[Stored records]
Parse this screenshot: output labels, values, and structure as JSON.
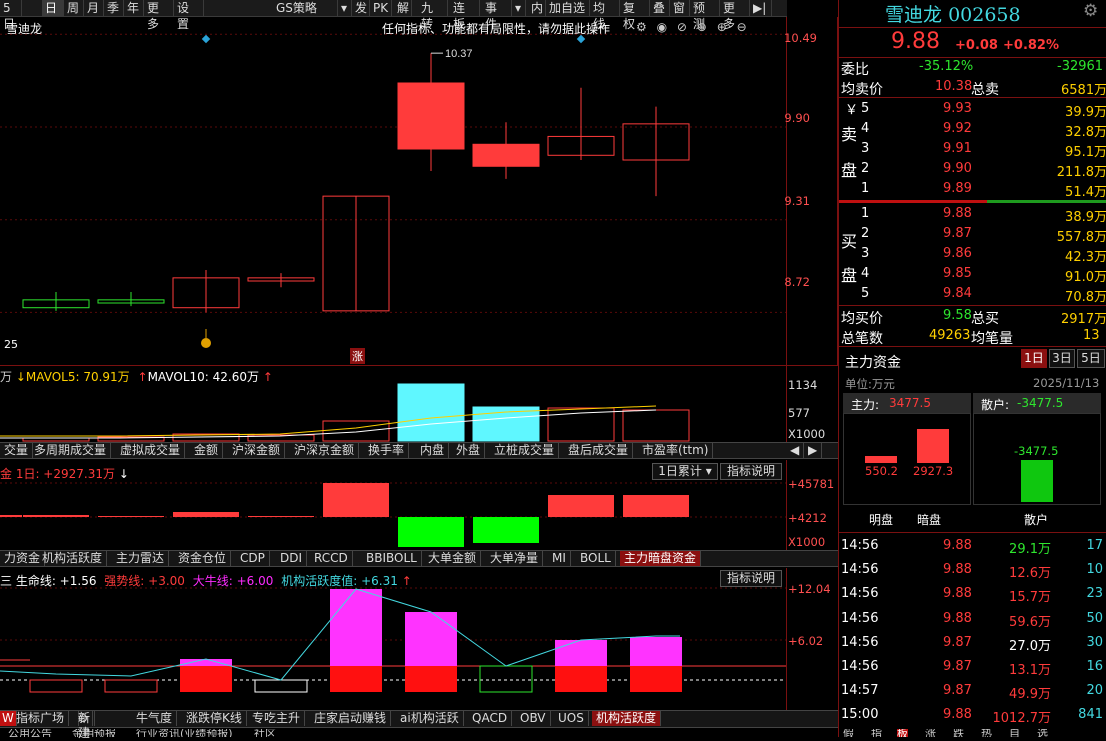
{
  "toolbar": {
    "items": [
      "5日",
      "日",
      "周",
      "月",
      "季",
      "年",
      "更多",
      "设置",
      "GS策略",
      "▾",
      "发",
      "PK",
      "解",
      "九转",
      "连板",
      "事件",
      "▾",
      "内",
      "加自选",
      "均线",
      "复权",
      "叠",
      "窗",
      "预测",
      "更多",
      "▶|"
    ]
  },
  "chart": {
    "title": "雪迪龙",
    "notice": "任何指标、功能都有局限性，请勿据此操作",
    "price_ticks": [
      "10.49",
      "9.90",
      "9.31",
      "8.72"
    ],
    "high_label": "10.37",
    "low_marker": "25",
    "zhang_marker": "涨",
    "candles": [
      {
        "o": 8.75,
        "c": 8.8,
        "h": 8.85,
        "l": 8.73,
        "color": "green"
      },
      {
        "o": 8.78,
        "c": 8.8,
        "h": 8.85,
        "l": 8.76,
        "color": "green"
      },
      {
        "o": 8.75,
        "c": 8.94,
        "h": 8.99,
        "l": 8.72,
        "color": "red"
      },
      {
        "o": 8.92,
        "c": 8.94,
        "h": 8.97,
        "l": 8.88,
        "color": "red"
      },
      {
        "o": 8.73,
        "c": 9.46,
        "h": 9.46,
        "l": 8.73,
        "color": "red_hollow"
      },
      {
        "o": 9.76,
        "c": 10.18,
        "h": 10.37,
        "l": 9.62,
        "color": "red_fill"
      },
      {
        "o": 9.65,
        "c": 9.79,
        "h": 9.93,
        "l": 9.57,
        "color": "red_fill"
      },
      {
        "o": 9.72,
        "c": 9.84,
        "h": 10.15,
        "l": 9.69,
        "color": "red_hollow"
      },
      {
        "o": 9.69,
        "c": 9.92,
        "h": 10.03,
        "l": 9.46,
        "color": "red_hollow"
      }
    ],
    "ylim": [
      8.5,
      10.6
    ]
  },
  "volume": {
    "legend_prefix": "万",
    "mavol5": "MAVOL5: 70.91万",
    "mavol10": "MAVOL10: 42.60万",
    "ticks": [
      "1134",
      "577",
      "X1000"
    ]
  },
  "tabs1": [
    "交量",
    "多周期成交量",
    "虚拟成交量",
    "金额",
    "沪深金额",
    "沪深京金额",
    "换手率",
    "内盘",
    "外盘",
    "立桩成交量",
    "盘后成交量",
    "市盈率(ttm)"
  ],
  "capital": {
    "legend": "金 1日: +2927.31万",
    "selector": "1日累计",
    "explain": "指标说明",
    "ticks": [
      "+45781",
      "+4212",
      "X1000"
    ],
    "values": [
      -300,
      -300,
      -100,
      1400,
      -100,
      45781,
      -18000,
      -15500,
      30000,
      28000
    ]
  },
  "tabs2": [
    "力资金",
    "机构活跃度",
    "主力雷达",
    "资金仓位",
    "CDP",
    "DDI",
    "RCCD",
    "BBIBOLL",
    "大单金额",
    "大单净量",
    "MI",
    "BOLL",
    "主力暗盘资金"
  ],
  "activity": {
    "legend_a": "生命线: +1.56",
    "legend_b": "强势线: +3.00",
    "legend_c": "大牛线: +6.00",
    "legend_d": "机构活跃度值: +6.31",
    "explain": "指标说明",
    "ticks": [
      "+12.04",
      "+6.02"
    ]
  },
  "bottom_tabs": [
    "W",
    "指标广场",
    "新建",
    "牛气度",
    "涨跌停K线",
    "专吃主升",
    "庄家启动赚钱",
    "ai机构活跃",
    "QACD",
    "OBV",
    "UOS",
    "机构活跃度"
  ],
  "bottom_tabs2": [
    "公用公告",
    "金明预报",
    "行业资讯(业绩预报)",
    "社区"
  ],
  "stock": {
    "name": "雪迪龙",
    "code": "002658",
    "price": "9.88",
    "change": "+0.08",
    "pct": "+0.82%"
  },
  "weibi": {
    "label": "委比",
    "pct": "-35.12%",
    "val": "-32961"
  },
  "avg_sell": {
    "label": "均卖价",
    "price": "10.38",
    "total_label": "总卖",
    "total": "6581万"
  },
  "sells": [
    {
      "n": "5",
      "p": "9.93",
      "v": "39.9万"
    },
    {
      "n": "4",
      "p": "9.92",
      "v": "32.8万"
    },
    {
      "n": "3",
      "p": "9.91",
      "v": "95.1万"
    },
    {
      "n": "2",
      "p": "9.90",
      "v": "211.8万"
    },
    {
      "n": "1",
      "p": "9.89",
      "v": "51.4万"
    }
  ],
  "buys": [
    {
      "n": "1",
      "p": "9.88",
      "v": "38.9万"
    },
    {
      "n": "2",
      "p": "9.87",
      "v": "557.8万"
    },
    {
      "n": "3",
      "p": "9.86",
      "v": "42.3万"
    },
    {
      "n": "4",
      "p": "9.85",
      "v": "91.0万"
    },
    {
      "n": "5",
      "p": "9.84",
      "v": "70.8万"
    }
  ],
  "sell_side": [
    "￥",
    "卖",
    "盘"
  ],
  "buy_side": [
    "买",
    "盘"
  ],
  "avg_buy": {
    "label": "均买价",
    "price": "9.58",
    "total_label": "总买",
    "total": "2917万"
  },
  "totals": {
    "count_label": "总笔数",
    "count": "49263",
    "avg_label": "均笔量",
    "avg": "13"
  },
  "main_fund": {
    "title": "主力资金",
    "periods": [
      "1日",
      "3日",
      "5日"
    ],
    "unit": "单位:万元",
    "date": "2025/11/13",
    "main_label": "主力:",
    "main_val": "3477.5",
    "retail_label": "散户:",
    "retail_val": "-3477.5",
    "bar_ming": "550.2",
    "bar_an": "2927.3",
    "retail_bar": "-3477.5",
    "x_labels": [
      "明盘",
      "暗盘",
      "散户"
    ]
  },
  "ticks": [
    {
      "t": "14:56",
      "p": "9.88",
      "v": "29.1万",
      "n": "17",
      "vc": "g"
    },
    {
      "t": "14:56",
      "p": "9.88",
      "v": "12.6万",
      "n": "10",
      "vc": "r"
    },
    {
      "t": "14:56",
      "p": "9.88",
      "v": "15.7万",
      "n": "23",
      "vc": "r"
    },
    {
      "t": "14:56",
      "p": "9.88",
      "v": "59.6万",
      "n": "50",
      "vc": "r"
    },
    {
      "t": "14:56",
      "p": "9.87",
      "v": "27.0万",
      "n": "30",
      "vc": "w"
    },
    {
      "t": "14:56",
      "p": "9.87",
      "v": "13.1万",
      "n": "16",
      "vc": "r"
    },
    {
      "t": "14:57",
      "p": "9.87",
      "v": "49.9万",
      "n": "20",
      "vc": "r"
    },
    {
      "t": "15:00",
      "p": "9.88",
      "v": "1012.7万",
      "n": "841",
      "vc": "r"
    }
  ],
  "bottom_right": [
    "假",
    "指",
    "板",
    "涨",
    "跌",
    "热",
    "自",
    "选"
  ]
}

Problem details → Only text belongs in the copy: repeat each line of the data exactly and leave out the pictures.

The answer →
Parse this screenshot: output labels, values, and structure as JSON.
{
  "toolbar": {
    "items": [
      "5日",
      "日",
      "周",
      "月",
      "季",
      "年",
      "更多",
      "设置",
      "GS策略",
      "▾",
      "发",
      "PK",
      "解",
      "九转",
      "连板",
      "事件",
      "▾",
      "内",
      "加自选",
      "均线",
      "复权",
      "叠",
      "窗",
      "预测",
      "更多",
      "▶|"
    ]
  },
  "chart": {
    "title": "雪迪龙",
    "notice": "任何指标、功能都有局限性，请勿据此操作",
    "price_ticks": [
      "10.49",
      "9.90",
      "9.31",
      "8.72"
    ],
    "high_label": "10.37",
    "low_marker": "25",
    "zhang_marker": "涨",
    "candles": [
      {
        "o": 8.75,
        "c": 8.8,
        "h": 8.85,
        "l": 8.73,
        "color": "green"
      },
      {
        "o": 8.78,
        "c": 8.8,
        "h": 8.85,
        "l": 8.76,
        "color": "green"
      },
      {
        "o": 8.75,
        "c": 8.94,
        "h": 8.99,
        "l": 8.72,
        "color": "red"
      },
      {
        "o": 8.92,
        "c": 8.94,
        "h": 8.97,
        "l": 8.88,
        "color": "red"
      },
      {
        "o": 8.73,
        "c": 9.46,
        "h": 9.46,
        "l": 8.73,
        "color": "red_hollow"
      },
      {
        "o": 9.76,
        "c": 10.18,
        "h": 10.37,
        "l": 9.62,
        "color": "red_fill"
      },
      {
        "o": 9.65,
        "c": 9.79,
        "h": 9.93,
        "l": 9.57,
        "color": "red_fill"
      },
      {
        "o": 9.72,
        "c": 9.84,
        "h": 10.15,
        "l": 9.69,
        "color": "red_hollow"
      },
      {
        "o": 9.69,
        "c": 9.92,
        "h": 10.03,
        "l": 9.46,
        "color": "red_hollow"
      }
    ],
    "ylim": [
      8.5,
      10.6
    ]
  },
  "volume": {
    "legend_prefix": "万",
    "mavol5": "MAVOL5: 70.91万",
    "mavol10": "MAVOL10: 42.60万",
    "ticks": [
      "1134",
      "577",
      "X1000"
    ]
  },
  "tabs1": [
    "交量",
    "多周期成交量",
    "虚拟成交量",
    "金额",
    "沪深金额",
    "沪深京金额",
    "换手率",
    "内盘",
    "外盘",
    "立桩成交量",
    "盘后成交量",
    "市盈率(ttm)"
  ],
  "capital": {
    "legend": "金 1日: +2927.31万",
    "selector": "1日累计",
    "explain": "指标说明",
    "ticks": [
      "+45781",
      "+4212",
      "X1000"
    ],
    "values": [
      -300,
      -300,
      -100,
      1400,
      -100,
      45781,
      -18000,
      -15500,
      30000,
      28000
    ]
  },
  "tabs2": [
    "力资金",
    "机构活跃度",
    "主力雷达",
    "资金仓位",
    "CDP",
    "DDI",
    "RCCD",
    "BBIBOLL",
    "大单金额",
    "大单净量",
    "MI",
    "BOLL",
    "主力暗盘资金"
  ],
  "activity": {
    "legend_a": "生命线: +1.56",
    "legend_b": "强势线: +3.00",
    "legend_c": "大牛线: +6.00",
    "legend_d": "机构活跃度值: +6.31",
    "explain": "指标说明",
    "ticks": [
      "+12.04",
      "+6.02"
    ]
  },
  "bottom_tabs": [
    "W",
    "指标广场",
    "新建",
    "牛气度",
    "涨跌停K线",
    "专吃主升",
    "庄家启动赚钱",
    "ai机构活跃",
    "QACD",
    "OBV",
    "UOS",
    "机构活跃度"
  ],
  "bottom_tabs2": [
    "公用公告",
    "金明预报",
    "行业资讯(业绩预报)",
    "社区"
  ],
  "stock": {
    "name": "雪迪龙",
    "code": "002658",
    "price": "9.88",
    "change": "+0.08",
    "pct": "+0.82%"
  },
  "weibi": {
    "label": "委比",
    "pct": "-35.12%",
    "val": "-32961"
  },
  "avg_sell": {
    "label": "均卖价",
    "price": "10.38",
    "total_label": "总卖",
    "total": "6581万"
  },
  "sells": [
    {
      "n": "5",
      "p": "9.93",
      "v": "39.9万"
    },
    {
      "n": "4",
      "p": "9.92",
      "v": "32.8万"
    },
    {
      "n": "3",
      "p": "9.91",
      "v": "95.1万"
    },
    {
      "n": "2",
      "p": "9.90",
      "v": "211.8万"
    },
    {
      "n": "1",
      "p": "9.89",
      "v": "51.4万"
    }
  ],
  "buys": [
    {
      "n": "1",
      "p": "9.88",
      "v": "38.9万"
    },
    {
      "n": "2",
      "p": "9.87",
      "v": "557.8万"
    },
    {
      "n": "3",
      "p": "9.86",
      "v": "42.3万"
    },
    {
      "n": "4",
      "p": "9.85",
      "v": "91.0万"
    },
    {
      "n": "5",
      "p": "9.84",
      "v": "70.8万"
    }
  ],
  "sell_side": [
    "￥",
    "卖",
    "盘"
  ],
  "buy_side": [
    "买",
    "盘"
  ],
  "avg_buy": {
    "label": "均买价",
    "price": "9.58",
    "total_label": "总买",
    "total": "2917万"
  },
  "totals": {
    "count_label": "总笔数",
    "count": "49263",
    "avg_label": "均笔量",
    "avg": "13"
  },
  "main_fund": {
    "title": "主力资金",
    "periods": [
      "1日",
      "3日",
      "5日"
    ],
    "unit": "单位:万元",
    "date": "2025/11/13",
    "main_label": "主力:",
    "main_val": "3477.5",
    "retail_label": "散户:",
    "retail_val": "-3477.5",
    "bar_ming": "550.2",
    "bar_an": "2927.3",
    "retail_bar": "-3477.5",
    "x_labels": [
      "明盘",
      "暗盘",
      "散户"
    ]
  },
  "ticks": [
    {
      "t": "14:56",
      "p": "9.88",
      "v": "29.1万",
      "n": "17",
      "vc": "g"
    },
    {
      "t": "14:56",
      "p": "9.88",
      "v": "12.6万",
      "n": "10",
      "vc": "r"
    },
    {
      "t": "14:56",
      "p": "9.88",
      "v": "15.7万",
      "n": "23",
      "vc": "r"
    },
    {
      "t": "14:56",
      "p": "9.88",
      "v": "59.6万",
      "n": "50",
      "vc": "r"
    },
    {
      "t": "14:56",
      "p": "9.87",
      "v": "27.0万",
      "n": "30",
      "vc": "w"
    },
    {
      "t": "14:56",
      "p": "9.87",
      "v": "13.1万",
      "n": "16",
      "vc": "r"
    },
    {
      "t": "14:57",
      "p": "9.87",
      "v": "49.9万",
      "n": "20",
      "vc": "r"
    },
    {
      "t": "15:00",
      "p": "9.88",
      "v": "1012.7万",
      "n": "841",
      "vc": "r"
    }
  ],
  "bottom_right": [
    "假",
    "指",
    "板",
    "涨",
    "跌",
    "热",
    "自",
    "选"
  ]
}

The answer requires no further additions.